This is wonderful for a sore throat, congestion, cough and even symptoms of nausea. Honey is antibacterial, anti-viral and immune building, plus it soothes a sore throat quite nicely. The ginger calms a nauseated belly and it is extremely anti-inflammatory. The lemon aids digestion, promotes detoxification of the liver and is a wonderful source of immune boosting vitamin C.
- Omit the seeds and squeeze 5 whole lemons into a mason jar
- Add 4 tbsp of grated fresh ginger
- Add 3 tbsp of Apple Cider Vinegar
- Fill the space left in the mason jar with honey, preferably unpasteurized* to get the healing benefits of the honey
- Good Whiskey 2 tbsp (for adult versions) to be added to your cup of hot water.
How to enjoy: For a sore throat or cough, take a tsp of this syrup as you would a cough medicine. For a bedtime cup of tea to help you sleep – Place 2 tsp of elixir (aka magical potion) into 1 cup of hot water. Let cool slightly before drinking. Keeps for several weeks in the fridge. Tastes like heaven!
There’s all the typical pickling and freezing you can do at this time of year. But one of the staples for my kitchen is homemade Sundried Tomatoes and Roasted Garlic.
With Garlic, I lay a tinfoil tray on the BBQ (just purely because of the strong odor your house will endure for days). Set your BBQ on low, cut the tips off your bulb of garlic line the tray with as many as you can fit, then lightly spray or coat them with olive oil. Loosely set a piece of tinfoil over the top so they won’t dry out too fast. It takes about an hour – but keep an eye on them. When the outer layer of each bulb starts to turn light brown they are done. Set them aside until they cool and then pop each clove out into a sealable jar, and top it with good olive oil. I add a 1/2 tsp of sea salt to each jar to stop the olive oil from hardening in the fridge.
Slice Roma tomatoes (fresh from your local veggie stand) in four (once down the middle starting from the top) then slice each half from the top. Lay on a cookie sheet, sprinkle with salt and dried basil, then spray or coat in olive oil.

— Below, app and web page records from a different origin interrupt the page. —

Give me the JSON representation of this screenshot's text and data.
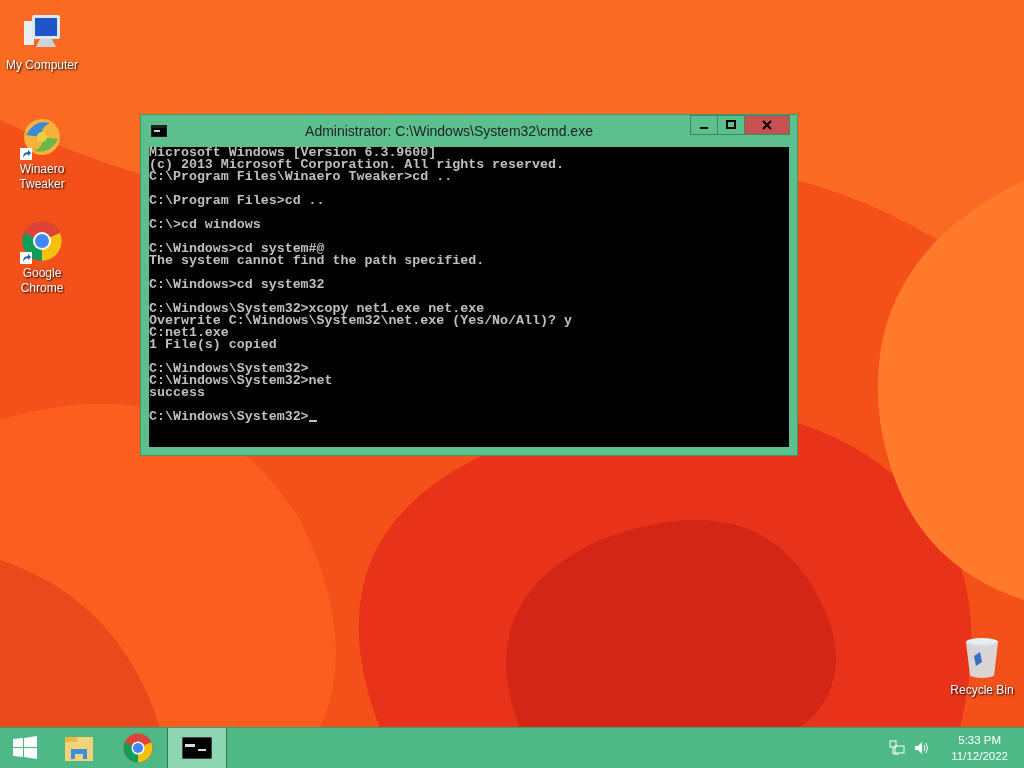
{
  "desktop_icons": [
    {
      "kind": "computer",
      "label": "My Computer",
      "shortcut": false
    },
    {
      "kind": "tweaker",
      "label": "Winaero Tweaker",
      "shortcut": true
    },
    {
      "kind": "chrome",
      "label": "Google Chrome",
      "shortcut": true
    },
    {
      "kind": "recycle",
      "label": "Recycle Bin",
      "shortcut": false
    }
  ],
  "window": {
    "title": "Administrator: C:\\Windows\\System32\\cmd.exe",
    "cursor": true,
    "console_blocks": [
      [
        "Microsoft Windows [Version 6.3.9600]",
        "(c) 2013 Microsoft Corporation. All rights reserved.",
        "C:\\Program Files\\Winaero Tweaker>cd .."
      ],
      [
        "C:\\Program Files>cd .."
      ],
      [
        "C:\\>cd windows"
      ],
      [
        "C:\\Windows>cd system#@",
        "The system cannot find the path specified."
      ],
      [
        "C:\\Windows>cd system32"
      ],
      [
        "C:\\Windows\\System32>xcopy net1.exe net.exe",
        "Overwrite C:\\Windows\\System32\\net.exe (Yes/No/All)? y",
        "C:net1.exe",
        "1 File(s) copied"
      ],
      [
        "C:\\Windows\\System32>",
        "C:\\Windows\\System32>net",
        "success"
      ],
      [
        "C:\\Windows\\System32>"
      ]
    ]
  },
  "taskbar": {
    "items": [
      {
        "kind": "start",
        "selected": false
      },
      {
        "kind": "explorer",
        "selected": false
      },
      {
        "kind": "chrome",
        "selected": false
      },
      {
        "kind": "cmd",
        "selected": true
      }
    ],
    "clock": {
      "time": "5:33 PM",
      "date": "11/12/2022"
    }
  }
}
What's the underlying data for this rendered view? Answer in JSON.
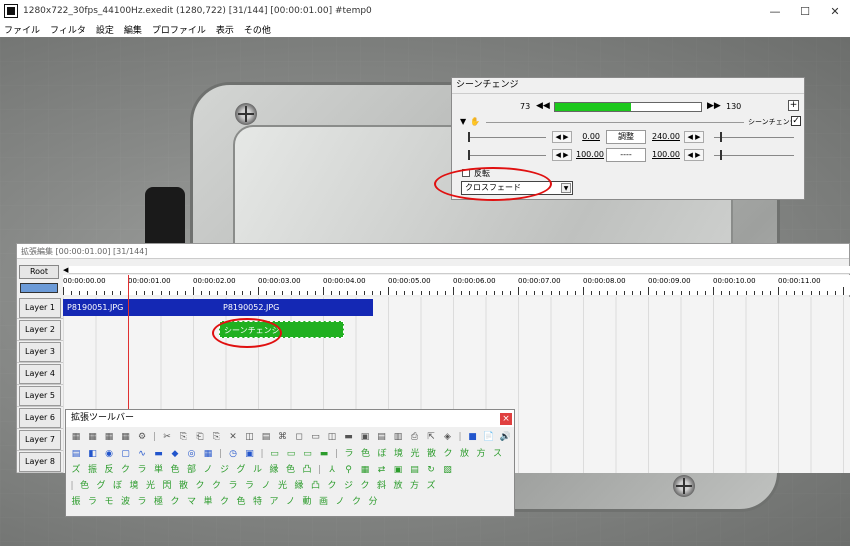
{
  "window": {
    "title": "1280x722_30fps_44100Hz.exedit (1280,722)  [31/144]  [00:00:01.00]  #temp0",
    "controls": [
      "—",
      "☐",
      "✕"
    ]
  },
  "menu": [
    "ファイル",
    "フィルタ",
    "設定",
    "編集",
    "プロファイル",
    "表示",
    "その他"
  ],
  "scene_dialog": {
    "title": "シーンチェンジ",
    "frame_start": "73",
    "frame_end": "130",
    "frame_progress": 0.52,
    "prev_key": "◀◀",
    "next_key": "▶▶",
    "add_label": "+",
    "effect_name": "シーンチェンジ",
    "effect_checked": "✓",
    "params": [
      {
        "arrows_l": "◀ ▶",
        "value_l": "0.00",
        "button": "調整",
        "value_r": "240.00",
        "arrows_r": "◀ ▶"
      },
      {
        "arrows_l": "◀ ▶",
        "value_l": "100.00",
        "button": "----",
        "value_r": "100.00",
        "arrows_r": "◀ ▶"
      }
    ],
    "reverse_label": "反転",
    "transition_value": "クロスフェード",
    "dropdown_arrow": "▼"
  },
  "timeline": {
    "title": "拡張編集 [00:00:01.00] [31/144]",
    "root_label": "Root",
    "scroll_arrow": "◀",
    "time_labels": [
      "00:00:00.00",
      "00:00:01.00",
      "00:00:02.00",
      "00:00:03.00",
      "00:00:04.00",
      "00:00:05.00",
      "00:00:06.00",
      "00:00:07.00",
      "00:00:08.00",
      "00:00:09.00",
      "00:00:10.00",
      "00:00:11.00"
    ],
    "layers": [
      "Layer 1",
      "Layer 2",
      "Layer 3",
      "Layer 4",
      "Layer 5",
      "Layer 6",
      "Layer 7",
      "Layer 8"
    ],
    "clip1": "P8190051.JPG",
    "clip2": "P8190052.JPG",
    "scene_clip": "シーンチェンジ"
  },
  "toolbar": {
    "title": "拡張ツールバー",
    "close": "×",
    "row1": [
      "▦",
      "▦",
      "▦",
      "▦",
      "⚙",
      "|",
      "✂",
      "⎘",
      "⎗",
      "⎘",
      "✕",
      "◫",
      "▤",
      "⌘",
      "◻",
      "▭",
      "◫",
      "▬",
      "▣",
      "▤",
      "▥",
      "⎙",
      "⇱",
      "◈",
      "|",
      "■",
      "📄",
      "🔊"
    ],
    "row2": [
      "▤",
      "◧",
      "◉",
      "▢",
      "∿",
      "▬",
      "◆",
      "◎",
      "▦",
      "|",
      "◷",
      "▣",
      "|",
      "▭",
      "▭",
      "▭",
      "▬",
      "|",
      "ラ",
      "色",
      "ぼ",
      "境",
      "光",
      "散",
      "ク",
      "放",
      "方",
      "ス"
    ],
    "row3": [
      "ズ",
      "振",
      "反",
      "ク",
      "ラ",
      "単",
      "色",
      "部",
      "ノ",
      "ジ",
      "グ",
      "ル",
      "縁",
      "色",
      "凸",
      "|",
      "⅄",
      "⚲",
      "▦",
      "⇄",
      "▣",
      "▤",
      "↻",
      "▧"
    ],
    "row4": [
      "|",
      "色",
      "グ",
      "ぼ",
      "境",
      "光",
      "閃",
      "散",
      "ク",
      "ク",
      "ラ",
      "ラ",
      "ノ",
      "光",
      "縁",
      "凸",
      "ク",
      "ジ",
      "ク",
      "斜",
      "放",
      "方",
      "ズ"
    ],
    "row5": [
      "振",
      "ラ",
      "モ",
      "波",
      "ラ",
      "極",
      "ク",
      "マ",
      "単",
      "ク",
      "色",
      "特",
      "ア",
      "ノ",
      "動",
      "画",
      "ノ",
      "ク",
      "分"
    ]
  }
}
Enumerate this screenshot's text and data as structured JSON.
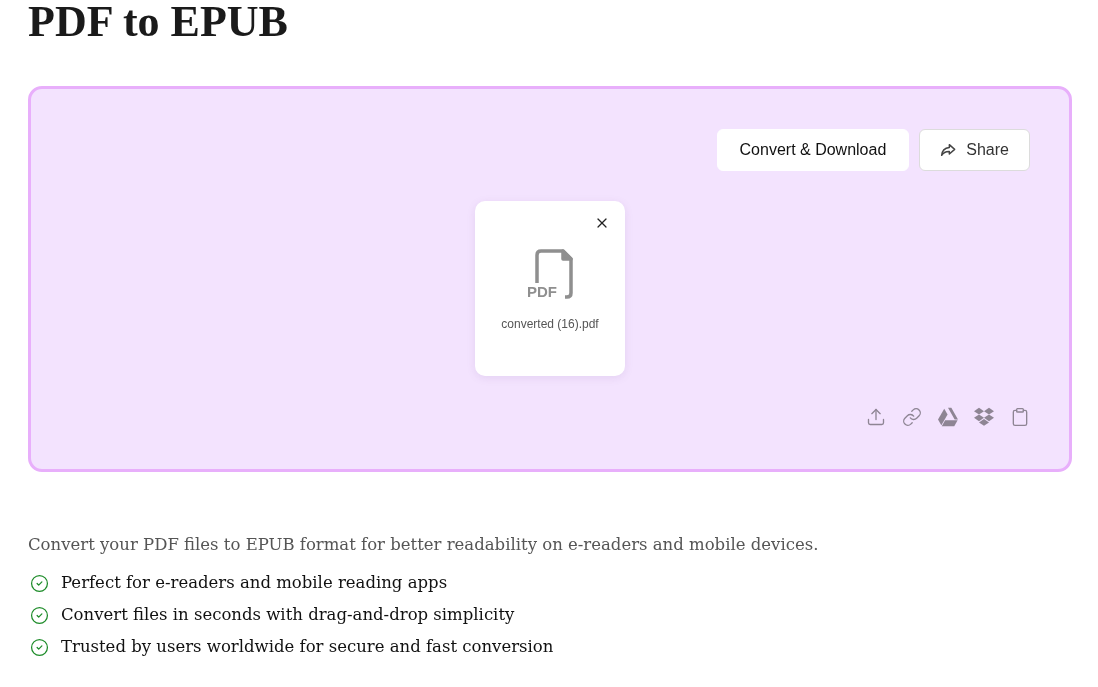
{
  "title": "PDF to EPUB",
  "actions": [
    {
      "kind": "primary",
      "label": "Convert & Download"
    },
    {
      "kind": "share",
      "label": "Share"
    }
  ],
  "file": {
    "type_label": "PDF",
    "name": "converted (16).pdf"
  },
  "description": "Convert your PDF files to EPUB format for better readability on e-readers and mobile devices.",
  "features": [
    "Perfect for e-readers and mobile reading apps",
    "Convert files in seconds with drag-and-drop simplicity",
    "Trusted by users worldwide for secure and fast conversion"
  ]
}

Put it in a 300 degree oven for 1.5 to 2 hours – until they become darker and gooey. Let stand until cool. For thinner slices pack in olive oil. For thicker slices – bag and freeze for gourmet winter sauces.
These are both key ingredients when I cook in my kitchen – there’s nothing like having these on hand when you make homemade hummus or salads.